My husband is a wonderful man who has many different interests. But, since we have been married, I have noticed that he gets his mind on a certain hobby and, well, almost obsesses about it. Last year, it was photography. He was talking about wanting to be a professional photographer. He bought many many books on how to become a photographer and to submit his photos to get them published. Although I believe his photos are very nice, he never once submitted one of them. He also convinced me to buy a very expensive digital camera which he has not used in months. At the time he wanted the camera, he said that if I bought it for him that he would help pay me back. This never happened. In fact, he began looking up other expensive lenses and equipment. He was constantly looking on websites and in catalogs to find more stuff for his photography.
Now that the photography seems to be on its way out, he has moved on to fishing. He wants us to buy a boat, even though I am in graduate school and we have several rental properties that could use improvements. We have the money in savings, but I am afraid that if we use the money to buy this boat, we won’t have any when we truly need it. We have also discussed how we would have to budget after purchasing the boat, and it seems like if I want to go out to eat more than usual in a week, he’s asking, “but aren’t we going to buy a boat??” He has also gotten somewhat obsessive about buying equipment for the boat, buying fishing rods, going to fishing and boating stores, etc. The other night, I woke up to find him on the computer looking at websites on how to paint boats.
When we moved into our new house, we had to get some of his things from an old storage building. In there, I found easels, paint, paint brushes, sketch books, and lots of other art stuff. I guess before we met, he was having an “art phase.” So, I have come to the conclusion that this has been an ongoing thing, and probably will be neverending.

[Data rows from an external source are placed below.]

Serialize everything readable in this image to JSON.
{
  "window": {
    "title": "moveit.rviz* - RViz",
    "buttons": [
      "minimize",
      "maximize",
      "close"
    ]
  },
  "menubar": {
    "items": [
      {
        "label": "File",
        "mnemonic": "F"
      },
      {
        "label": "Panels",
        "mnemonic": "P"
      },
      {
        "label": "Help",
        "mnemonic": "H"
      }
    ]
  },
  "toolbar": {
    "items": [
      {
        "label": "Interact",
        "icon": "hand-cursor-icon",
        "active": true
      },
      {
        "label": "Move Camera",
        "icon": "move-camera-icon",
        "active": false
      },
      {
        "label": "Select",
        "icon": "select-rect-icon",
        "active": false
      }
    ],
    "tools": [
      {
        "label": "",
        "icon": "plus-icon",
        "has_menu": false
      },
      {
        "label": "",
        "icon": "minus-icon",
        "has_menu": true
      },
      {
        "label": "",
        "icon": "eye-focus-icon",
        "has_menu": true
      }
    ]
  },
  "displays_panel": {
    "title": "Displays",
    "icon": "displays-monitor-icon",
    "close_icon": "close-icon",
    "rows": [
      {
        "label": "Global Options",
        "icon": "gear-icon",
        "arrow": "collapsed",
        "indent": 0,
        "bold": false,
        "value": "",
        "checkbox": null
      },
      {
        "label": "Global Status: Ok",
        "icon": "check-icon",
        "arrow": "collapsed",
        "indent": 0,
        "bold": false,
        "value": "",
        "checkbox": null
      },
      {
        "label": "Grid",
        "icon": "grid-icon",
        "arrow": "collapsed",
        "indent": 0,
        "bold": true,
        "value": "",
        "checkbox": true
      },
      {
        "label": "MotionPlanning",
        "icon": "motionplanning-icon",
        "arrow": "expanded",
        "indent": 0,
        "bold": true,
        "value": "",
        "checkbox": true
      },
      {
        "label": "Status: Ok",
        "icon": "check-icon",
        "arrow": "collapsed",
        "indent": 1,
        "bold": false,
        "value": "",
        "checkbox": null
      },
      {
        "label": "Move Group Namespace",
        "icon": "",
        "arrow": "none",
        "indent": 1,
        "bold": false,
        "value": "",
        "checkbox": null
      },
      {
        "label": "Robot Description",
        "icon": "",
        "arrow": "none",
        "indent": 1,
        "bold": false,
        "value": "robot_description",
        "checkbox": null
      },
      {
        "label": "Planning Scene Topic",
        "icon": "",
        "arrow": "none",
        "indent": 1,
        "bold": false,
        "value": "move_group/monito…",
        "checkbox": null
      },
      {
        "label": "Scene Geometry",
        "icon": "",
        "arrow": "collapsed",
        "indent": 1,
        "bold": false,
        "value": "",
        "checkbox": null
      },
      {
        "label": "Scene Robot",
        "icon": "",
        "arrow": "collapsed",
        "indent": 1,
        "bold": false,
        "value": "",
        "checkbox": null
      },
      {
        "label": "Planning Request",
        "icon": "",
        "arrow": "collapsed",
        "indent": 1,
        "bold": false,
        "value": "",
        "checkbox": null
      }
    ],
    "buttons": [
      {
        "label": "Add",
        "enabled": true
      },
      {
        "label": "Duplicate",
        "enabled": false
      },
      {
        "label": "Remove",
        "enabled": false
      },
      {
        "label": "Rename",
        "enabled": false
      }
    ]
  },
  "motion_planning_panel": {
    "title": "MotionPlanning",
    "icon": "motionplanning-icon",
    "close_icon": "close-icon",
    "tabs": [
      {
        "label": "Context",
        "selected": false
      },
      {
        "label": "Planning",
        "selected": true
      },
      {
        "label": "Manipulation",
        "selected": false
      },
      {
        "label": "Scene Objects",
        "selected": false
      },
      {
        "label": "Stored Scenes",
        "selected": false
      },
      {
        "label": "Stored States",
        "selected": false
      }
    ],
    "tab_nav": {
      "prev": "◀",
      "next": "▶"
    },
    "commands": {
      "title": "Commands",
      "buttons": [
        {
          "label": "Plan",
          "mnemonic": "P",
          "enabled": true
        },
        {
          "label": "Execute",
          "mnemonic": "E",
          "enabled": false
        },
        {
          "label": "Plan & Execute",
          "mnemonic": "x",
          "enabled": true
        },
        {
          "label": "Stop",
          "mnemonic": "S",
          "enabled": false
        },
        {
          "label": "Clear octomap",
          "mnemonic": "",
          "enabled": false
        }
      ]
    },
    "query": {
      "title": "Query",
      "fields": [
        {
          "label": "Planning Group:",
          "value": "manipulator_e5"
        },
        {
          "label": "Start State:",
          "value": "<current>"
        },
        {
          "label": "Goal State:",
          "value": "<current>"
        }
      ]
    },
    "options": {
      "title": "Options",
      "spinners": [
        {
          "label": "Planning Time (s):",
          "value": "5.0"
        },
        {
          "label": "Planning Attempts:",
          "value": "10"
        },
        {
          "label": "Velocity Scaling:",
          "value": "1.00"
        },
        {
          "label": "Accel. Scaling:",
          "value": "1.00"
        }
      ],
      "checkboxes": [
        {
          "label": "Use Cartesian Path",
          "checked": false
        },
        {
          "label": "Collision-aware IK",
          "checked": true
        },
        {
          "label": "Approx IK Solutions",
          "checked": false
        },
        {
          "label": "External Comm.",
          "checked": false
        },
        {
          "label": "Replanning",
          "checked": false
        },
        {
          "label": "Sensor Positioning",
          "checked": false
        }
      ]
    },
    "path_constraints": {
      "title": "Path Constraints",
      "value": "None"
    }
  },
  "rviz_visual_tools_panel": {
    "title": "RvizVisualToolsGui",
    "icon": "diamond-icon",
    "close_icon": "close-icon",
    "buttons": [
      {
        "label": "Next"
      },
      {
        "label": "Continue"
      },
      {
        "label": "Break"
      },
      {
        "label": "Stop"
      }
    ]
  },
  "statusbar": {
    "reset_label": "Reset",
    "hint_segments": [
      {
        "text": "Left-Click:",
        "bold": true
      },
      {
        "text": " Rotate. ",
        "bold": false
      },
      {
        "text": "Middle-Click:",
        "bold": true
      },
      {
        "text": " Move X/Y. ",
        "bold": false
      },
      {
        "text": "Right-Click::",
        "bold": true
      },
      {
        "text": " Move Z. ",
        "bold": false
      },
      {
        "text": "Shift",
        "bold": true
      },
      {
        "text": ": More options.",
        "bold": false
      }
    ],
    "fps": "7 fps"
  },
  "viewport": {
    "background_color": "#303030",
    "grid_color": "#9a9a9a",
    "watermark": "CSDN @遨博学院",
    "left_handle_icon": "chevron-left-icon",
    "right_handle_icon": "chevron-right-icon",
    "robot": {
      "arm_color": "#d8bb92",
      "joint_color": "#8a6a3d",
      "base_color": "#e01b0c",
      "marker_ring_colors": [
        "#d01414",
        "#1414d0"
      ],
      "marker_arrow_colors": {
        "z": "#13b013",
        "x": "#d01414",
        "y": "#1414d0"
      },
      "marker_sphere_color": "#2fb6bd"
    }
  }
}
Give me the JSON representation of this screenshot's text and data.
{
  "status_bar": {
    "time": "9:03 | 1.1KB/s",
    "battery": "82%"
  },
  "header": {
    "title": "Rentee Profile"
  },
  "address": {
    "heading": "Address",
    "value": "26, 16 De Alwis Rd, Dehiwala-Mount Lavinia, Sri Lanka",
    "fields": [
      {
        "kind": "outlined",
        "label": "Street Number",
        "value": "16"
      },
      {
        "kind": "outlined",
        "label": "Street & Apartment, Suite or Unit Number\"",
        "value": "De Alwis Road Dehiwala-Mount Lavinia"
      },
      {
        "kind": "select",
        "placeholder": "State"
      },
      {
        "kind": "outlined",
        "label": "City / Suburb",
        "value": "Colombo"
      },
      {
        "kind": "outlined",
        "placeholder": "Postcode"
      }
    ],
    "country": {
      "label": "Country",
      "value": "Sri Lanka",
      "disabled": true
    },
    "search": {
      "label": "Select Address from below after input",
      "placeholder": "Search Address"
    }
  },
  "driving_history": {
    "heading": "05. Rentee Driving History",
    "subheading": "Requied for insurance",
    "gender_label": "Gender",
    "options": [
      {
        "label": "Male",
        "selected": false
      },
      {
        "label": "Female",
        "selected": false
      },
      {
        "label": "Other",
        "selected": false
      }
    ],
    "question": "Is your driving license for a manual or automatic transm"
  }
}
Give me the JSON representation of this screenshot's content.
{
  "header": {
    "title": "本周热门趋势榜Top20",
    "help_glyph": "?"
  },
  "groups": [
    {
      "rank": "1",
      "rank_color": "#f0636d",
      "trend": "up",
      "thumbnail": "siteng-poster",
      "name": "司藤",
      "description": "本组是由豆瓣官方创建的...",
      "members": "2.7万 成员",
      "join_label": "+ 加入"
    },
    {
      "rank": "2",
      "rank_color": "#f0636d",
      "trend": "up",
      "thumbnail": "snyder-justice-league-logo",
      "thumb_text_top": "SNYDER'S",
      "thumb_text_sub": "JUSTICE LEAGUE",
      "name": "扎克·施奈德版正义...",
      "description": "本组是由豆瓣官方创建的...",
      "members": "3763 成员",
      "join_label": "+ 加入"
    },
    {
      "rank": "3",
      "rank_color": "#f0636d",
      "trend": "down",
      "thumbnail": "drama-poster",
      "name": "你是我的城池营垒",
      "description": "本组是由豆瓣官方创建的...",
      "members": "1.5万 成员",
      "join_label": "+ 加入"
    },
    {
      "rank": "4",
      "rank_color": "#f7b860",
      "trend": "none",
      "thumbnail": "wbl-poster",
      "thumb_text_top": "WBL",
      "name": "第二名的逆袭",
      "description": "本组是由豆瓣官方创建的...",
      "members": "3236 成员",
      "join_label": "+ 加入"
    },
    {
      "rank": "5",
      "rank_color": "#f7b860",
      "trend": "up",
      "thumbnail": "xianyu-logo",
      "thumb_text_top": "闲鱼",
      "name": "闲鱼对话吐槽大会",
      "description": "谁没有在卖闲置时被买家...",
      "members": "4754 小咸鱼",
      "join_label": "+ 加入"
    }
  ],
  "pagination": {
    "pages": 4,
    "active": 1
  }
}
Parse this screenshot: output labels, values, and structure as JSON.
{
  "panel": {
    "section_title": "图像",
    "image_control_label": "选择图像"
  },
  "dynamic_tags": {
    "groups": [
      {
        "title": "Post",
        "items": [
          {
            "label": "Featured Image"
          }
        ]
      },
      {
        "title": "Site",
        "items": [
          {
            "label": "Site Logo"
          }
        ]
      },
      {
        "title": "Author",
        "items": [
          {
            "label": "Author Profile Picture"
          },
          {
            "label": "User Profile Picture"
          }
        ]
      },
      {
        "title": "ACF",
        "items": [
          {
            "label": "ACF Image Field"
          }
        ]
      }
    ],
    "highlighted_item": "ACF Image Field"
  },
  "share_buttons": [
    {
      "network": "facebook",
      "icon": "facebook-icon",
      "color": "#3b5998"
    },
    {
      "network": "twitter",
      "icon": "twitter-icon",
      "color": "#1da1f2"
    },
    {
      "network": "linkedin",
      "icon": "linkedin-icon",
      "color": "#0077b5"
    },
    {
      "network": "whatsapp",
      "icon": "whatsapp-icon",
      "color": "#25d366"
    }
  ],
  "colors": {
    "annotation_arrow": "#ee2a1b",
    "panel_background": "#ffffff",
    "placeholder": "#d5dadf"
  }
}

Maybe this sounds silly, but I am starting to get really frustrated. Last week, he mentioned that maybe I was right, that we didn’t have enough money for a boat. Ten minutes later, he was talking about spending the money that he would “save” from not buying the boat on some expensive camera lenses. When I asked him why he was thinking of doing that, he said that if he couldn’t put his efforts into fishing and boating, that he’d reinvest them in photography.
He has ADD and Bipolar II, which are kept pretty well under wraps thanks to medication. But, could these illness have an affect on these obsessive hobbies? Or am I just being an annoyed wife? I tell him that I wish we could put money into an expensive hobby of mine, but he replies that I don’t have any hobbies at all, which hurts. I enjoy reading, shopping, going out to dinner, going out with friends, watching movies, going to school, etc. Are these not hobbies? I need some advice on how to address this situation. I feel that if we don’t buy this boat, he will a. be completely unhappy and make me feel guilty, or b. will put his efforts into some other expensive hobby to obsess over. Don’t get me wrong, I think it’s wonderful that he has hobbies and interests. But, when is it too much?? Help please!Husband’s Hobbies are Affecting our Marriage
Husband’s Hobbies are Affecting our Marriage
I can’t know for sure what is going on with your husband without talking with him. However, his obsessions and his lack of concern about what they cost are symptoms consistent with the manic phase of bipolar illness. My guess is that he is under-medicated. Please ask your husband if you can go along with him to talk with his psychiatrist the next time he has an appointment. Your husband is probably so used to the way he thinks about money that it doesn’t occur to him to talk about it with his doctor. You can provide the psychiatrist with valuable input about how your husband’s “hobbies” are threatening the financial stability of your marriage. Your husband can tell the doctor how he experiences his desires. The combination of the two reports will give the psychiatrist the information she or he needs to be helpful.
I wish you well.